AP NEWS

Suddenly we’re all feral cat authorities

March 7, 2019

I find it rather interesting that a few locals have taken it upon themselves to share their hollow and prejudiced point of view of feral cats while entirely ignoring the primary reason feral cats are so widespread at all. I’d also like to ask each of these experts just how much time or effort they’ve spent to personally address the matter in the past.

Unfortunately, unlike Renn, Hueftle or Trost, I can’t qualify myself as an authority on much of anything. However, I have spent a fair amount of hours over the past 10 to 12 years doing whatever I can to at least attempt to reverse the existing issue of feral cats living within our community. There are many, many individuals here, men and women, especially, I have discovered, senior and elderly women on scant fixed incomes, who sacrifice what little they have, of whom I can consider authorities. These individuals weather frigid temperatures, scorching heat, wind and rain, but most succinctly, generously volunteer their resources, because they are human.

So let’s review some of the statistics employed by Renn. Seven to ten billion mammals (notice he uses this description to allude to their link to humans rather than identifying the vast majority as mice, rats, voles, essentially vermin), one to four billion birds, one quarter billion to nearly one billion lizards, etc. These are variables each of which may be exaggerated by a factor of four! How many people live on the planet, is it seven billion, or twentyeight billion? I understand that these are government agency figures but they also are clearly estimates. No one is actually counting. And let us not forget Hueftle’s contention that perhaps as long as we’re trapping, spay/neutering, why not declaw and defang them? Genius! Why didn’t I think of that? Imagine, my wife and I have trapped, neutered and either adopted out or released over 500 feral cats and kittens over the past dozen or so years, maybe closer to 1000, we don’t have time to actually count them all, and not once have either of us ever thought to defang. My bad!

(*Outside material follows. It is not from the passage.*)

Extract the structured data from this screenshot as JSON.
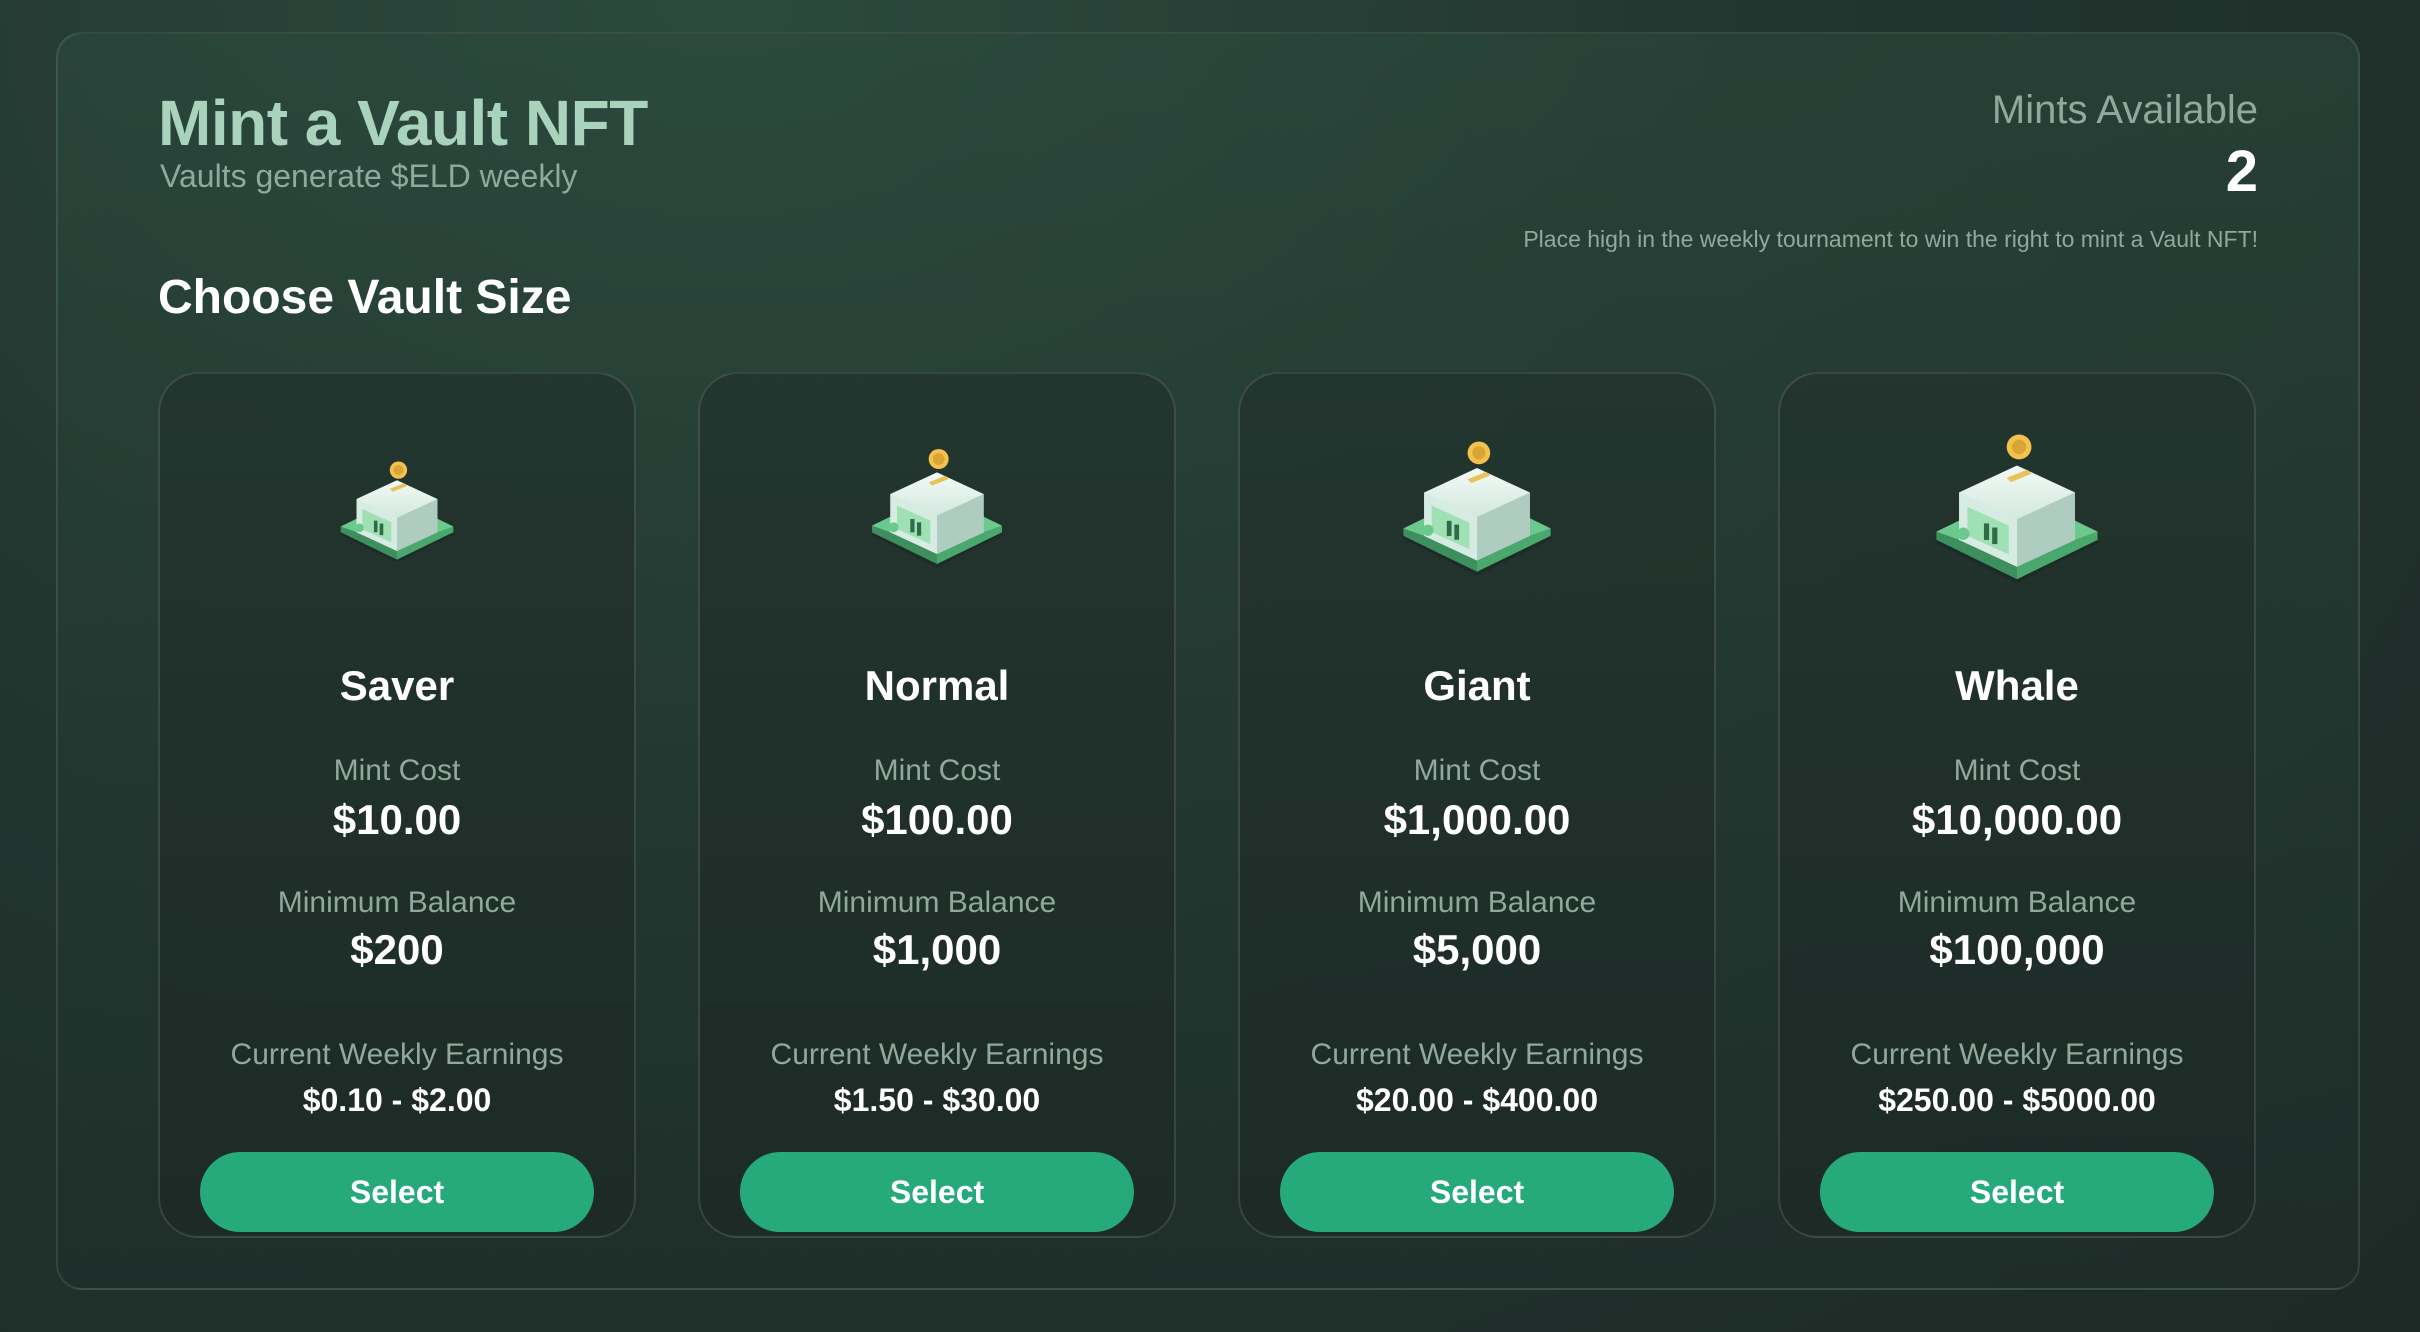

So here’s the long and the short of it. Cats do kill smaller animals, birds included, but so do pesticides. Neonicotinoids, pesticides widely used on soybeans, corn and potatoes have killed over 90 million songbirds yearly according to the same government agency used to gather Renn’s figures. And that is merely one pesticide. Water quality samples from across the country have detected traces of over 140 different pesticides in over ¾ of lakes and streams. How many more birds do they kill, not to mention the mammals Mr. Renn. And I needn’t go into the entirely human caused habitation loss do I? Or high voltage transmission towers. Or wind generating turbine fan blades. Or towering glass buildings along migratory flight paths. Or on and on. No, Mr. Hueftle, let’s not mention these substantial factors in your gratuitous, “very comprehensively and competently written” assessment of Renn’s article either.

But the actual point to be discussed here and entirely ignored by each of these rants is the onus of responsibility not levied upon the actual perpetrators of this problem, irresponsible pet owners. It is much easier to place the blame on the cats. Who, afterall, could reasonably argue that.

George Deeb,

Pocatello